Ominous news for the Fraser Valley efforts to reinstate the interurban, as it seems New York City’s transit planners are going against the world trend in building with LRT and instead is planning for Bus Rapid Transit or BRT. What a coincidence that TransLink’s new CEO, comes from New York City and its long established transit bureaucracy. Is the fix in to build BRT into the valley instead of light rail?
Light Rail Now! NewsLog
2 July 2009
NYC: New transport chief pushes more livable city, but anti-rail “BRT” campaign could be “booby trap”
New York City: For at least three-quarters of a century, this and other great American cities have catered to private automobile transportation at the expense of pedestrians, cyclists, and public transit riders.

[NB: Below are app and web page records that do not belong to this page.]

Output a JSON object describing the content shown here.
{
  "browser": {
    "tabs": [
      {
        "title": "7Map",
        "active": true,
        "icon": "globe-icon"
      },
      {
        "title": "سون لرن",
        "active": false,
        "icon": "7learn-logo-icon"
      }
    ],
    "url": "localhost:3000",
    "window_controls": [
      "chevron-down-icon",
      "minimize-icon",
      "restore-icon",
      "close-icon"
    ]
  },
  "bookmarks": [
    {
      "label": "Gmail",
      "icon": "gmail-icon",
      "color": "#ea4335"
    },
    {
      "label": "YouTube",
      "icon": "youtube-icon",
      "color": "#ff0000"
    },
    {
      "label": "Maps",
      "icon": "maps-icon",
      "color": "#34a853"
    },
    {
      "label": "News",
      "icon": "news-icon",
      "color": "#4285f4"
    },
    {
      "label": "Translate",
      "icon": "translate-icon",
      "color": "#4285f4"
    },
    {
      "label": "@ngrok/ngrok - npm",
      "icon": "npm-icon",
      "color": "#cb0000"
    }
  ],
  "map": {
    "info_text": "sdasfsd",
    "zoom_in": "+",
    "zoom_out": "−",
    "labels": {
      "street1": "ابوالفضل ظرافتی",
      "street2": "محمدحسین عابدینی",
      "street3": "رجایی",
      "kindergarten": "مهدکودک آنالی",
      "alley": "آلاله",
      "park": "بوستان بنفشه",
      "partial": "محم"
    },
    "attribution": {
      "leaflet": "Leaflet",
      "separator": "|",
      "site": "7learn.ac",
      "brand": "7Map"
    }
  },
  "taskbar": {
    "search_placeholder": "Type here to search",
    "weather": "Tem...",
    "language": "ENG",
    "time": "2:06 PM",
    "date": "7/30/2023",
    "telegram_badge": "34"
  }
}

Now, in New York at least, this may be changing.
Janette Sadik-Khan, appointed head of the NYC Department of Transportation in 2007, is revolutionizing the way a city, and especially New York City, can approach transportation particularly by spearheading an effort to make the streets of New York livable by adding bike lanes throughout the city, setting aside areas for people to walk and sit, and designating lanes for bus transit.
Sadik-Khan created “Summer Streets”, whereby Park Avenue between 72nd Street and the Brooklyn Bridge was shut down for three weekends during the summer and completely taken over by … people. Amazing!
These measures are part of a strategic plan the department produced called “Sustainable Streets.” According to Sadik-Khan, transportation departments have traditionally been focused on moving vehicles around, and she believes their new goal should be to provide the highest quality of urban life. She says that we need to take a “fresh look” at our streets and streetscapes and how we use them.
All of the measures implemented so far have resulted in widespread enthusiastic response by the public.
Streetfilms has put together the following video interview to highlight what she has done.
Ironically, although Sadik-Khan is chairman of the strongly pro-light rail/pro-streetcar orgainzation Reconnecting America, she’s gotten ensnared in a major offensive by the “Bus Rapid Transit” (“BRT”) wing of the highway/motor vehicle industry (and within the Metropolitan Transportation Authority) to push “BRT” throughout NYC to some extent, in opposition to rail transit alternatives, including the Second Avenue Subway project. Despite the solid successes of electric light rail transit (LRT) just across the Hudson River in Newark and the Hudson-Bergen LRT system serving New Jersey communities such as Bayonne, Jersey City, Hoboken, and Weehawken and, indeed, the phenomenal successes of new LRT starts in cities like Minneapolis, Charlotte, and Phoenix (in contrast to the comparatively lackluster performance of new “BRT” operations in several cities) a propaganda blitz has been under way in NYC to portray rail transit as largely a failure, and “BRT” as some kind of phenomenal savior of the American transit industry (a reverse-image fantasy backed by a barrage of fabricated claims and largely imaginary “facts”).
Thus, despite Sadik-Khan’s progressive roots and instincts, and her commendable efforts to “pedestrianize” New York’s streets and nudge the city toward a more human-friendly (as opposed to car-friendly) environment, this latest battleground in the Transit Wars could tarnish her reputation and compromise her vision. In other words, the”BRT” campaign might represent a serious booby trap. The bigger picture here is yet another confrontation between the old-line, Robert Moses-era ideologicial commitment to rubber tires and petroleum propulsion vs. the specific benefits and advantages offered by electric light rail, especially streetcars as Reconnecting America has communicated so well, with Sadik-Khan’s leadership.
Now, many transit advocates who recognize the proven capabilities of rail believe that, in NYC, Sadik-Khan needs to take a firm stand on the side of rational, 21st-century public transport planning. This means diplomatically or otherwise fingering the fatuous claims for “BRT” for what they are, acknowledging the drawbacks of “BRT” with respect to the heavy demands of a mega-city’s traffic corridors, and presenting both surface light rail/streetcar and grade-separated rail metro (i.e., subway) public transit as the right fit for NYC’s needs in these kinds of high-volume central-city applications.